Watches: Playing Homage

  • James D. Malcomson

Tutima owner Dieter Delecate did not reestablish the German watch manufacturer’s presence in the town of Glashütte in a quiet manner. Although the inauguration of the company’s new facility lacked the fanfare and pomp that usually attends such moments elsewhere in the watch industry, the ring of the brand’s new minute repeater—the first of its kind to be conceived, designed, and manufactured in Germany—reverberated like cannon fire among the horology houses that call this town home. Although public attention makes the soft-spoken Delecate somewhat ill at ease, he embraced the publicity this project generated for personal reasons. "This whole effort was inspired by the memory of Dr. Ernst Kurtz," he says. "He not only built Tutima into the largest employer in Glashütte following the Great Depression, but he mentored me into this company as well."

Unlike so many of its neighboring watch houses, Tutima was not part of the golden age of German pocket-watch production in the late 19th century. The brand arose from the economic chaos that plagued Germany in the years following World War I, when a consortium of watch-manufacturing operations under the direction of Kurtz began stamping the word tutima—meaning "protected"—on its highest-quality products. After relocating to West Germany in the post–World War II era, the company gained renown for its military-aviation chronographs, which inspired an entire genre of timepieces that proved commercially successful for a variety of makers. Since joining the firm, Delecate has modernized the brand’s military watches, which remain utilitarian and affordable.

Neither adjective applies to the new Hommage minute repeater. This unusual timepiece, priced from $244,000 to $259,000, represents a departure for Tutima—not a change of direction. "The watch," Delecate says, "is not intended to reposition the brand, but rather to show what we can do."

Headed by technical director Rolf Lang, formerly of A. Lange & Söhne, Tutima’s new Glashütte facility is ideally suited to building small series of fine watches. A single, versatile milling machine shapes the plates and bridges, while a team of watchmakers assembles and finishes the pieces using traditional German tin-polishing and positive-engraving techniques.

These craftsmen’s skills show in the 25 examples that make up the Hommage series. The magnificently detailed watches feature mirrorlike black-polished surfaces that contrast with the frosted gold plates of the movements. According to Lang, this distinctive style recalls the English watchmaking vernacular that inspired the original Glashütte traditions. The beauty of Hommage, however, is more than case deep. In defiance of normal practice, Lang has also enhanced the sound of the minute repeater by attaching the gongs directly to the case. The purity of the resulting chime is mitigated only by the use of the older anchor-type regulation system, which is far more audible than the more modern centrifuge-type regulators. Though some connoisseurs of minute repeaters may quibble with this approach, watch enthusiasts in general will certainly recognize Hom­mage for what it is: a resounding breakthrough for German watchmaking.

 

Tutima, 888.462.8721, www.tutima.net
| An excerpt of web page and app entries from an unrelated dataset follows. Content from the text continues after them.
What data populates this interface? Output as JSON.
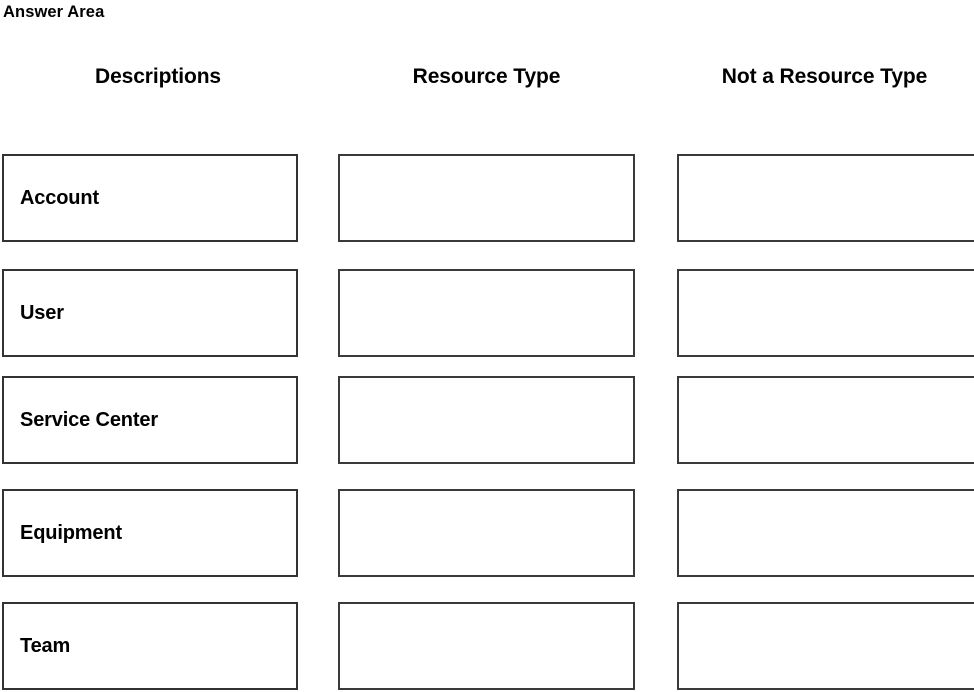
{
  "page": {
    "title": "Answer Area",
    "background_color": "#ffffff",
    "text_color": "#000000",
    "box_border_color": "#333333"
  },
  "columns": [
    {
      "id": "descriptions",
      "header": "Descriptions"
    },
    {
      "id": "resource-type",
      "header": "Resource Type"
    },
    {
      "id": "not-a-resource-type",
      "header": "Not a Resource Type"
    }
  ],
  "rows": [
    {
      "description": "Account",
      "resource_type_value": "",
      "not_a_resource_type_value": ""
    },
    {
      "description": "User",
      "resource_type_value": "",
      "not_a_resource_type_value": ""
    },
    {
      "description": "Service Center",
      "resource_type_value": "",
      "not_a_resource_type_value": ""
    },
    {
      "description": "Equipment",
      "resource_type_value": "",
      "not_a_resource_type_value": ""
    },
    {
      "description": "Team",
      "resource_type_value": "",
      "not_a_resource_type_value": ""
    }
  ]
}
The new timepiece has a fluid-based linear timekeeping display…
The new watch has multiple systems to ensure that its movement receives consistent power…
Computer-aided design is allowing watchmakers to push the boundaries of innovation...
The watchmaker puts its skill in guilloche and damaskeening on full display…
The two back-to-back auctions will offer hundreds of unique designs…
The new variation sports a dial crafted from a meteorite...
Photo by Didier Gourdon
The new watch has a tourbillon hidden by an automaton…
The watch’s case is a mere 8.24 mm thick…
Photo by Vincent Wulveryck/Cartier
Jeweler Cartier innovative work combined Roman, Egyptian, Indian, and Chinese elements with...
The company’s signature mixture of technical and aesthetic watchmaking is on display in the Bovet...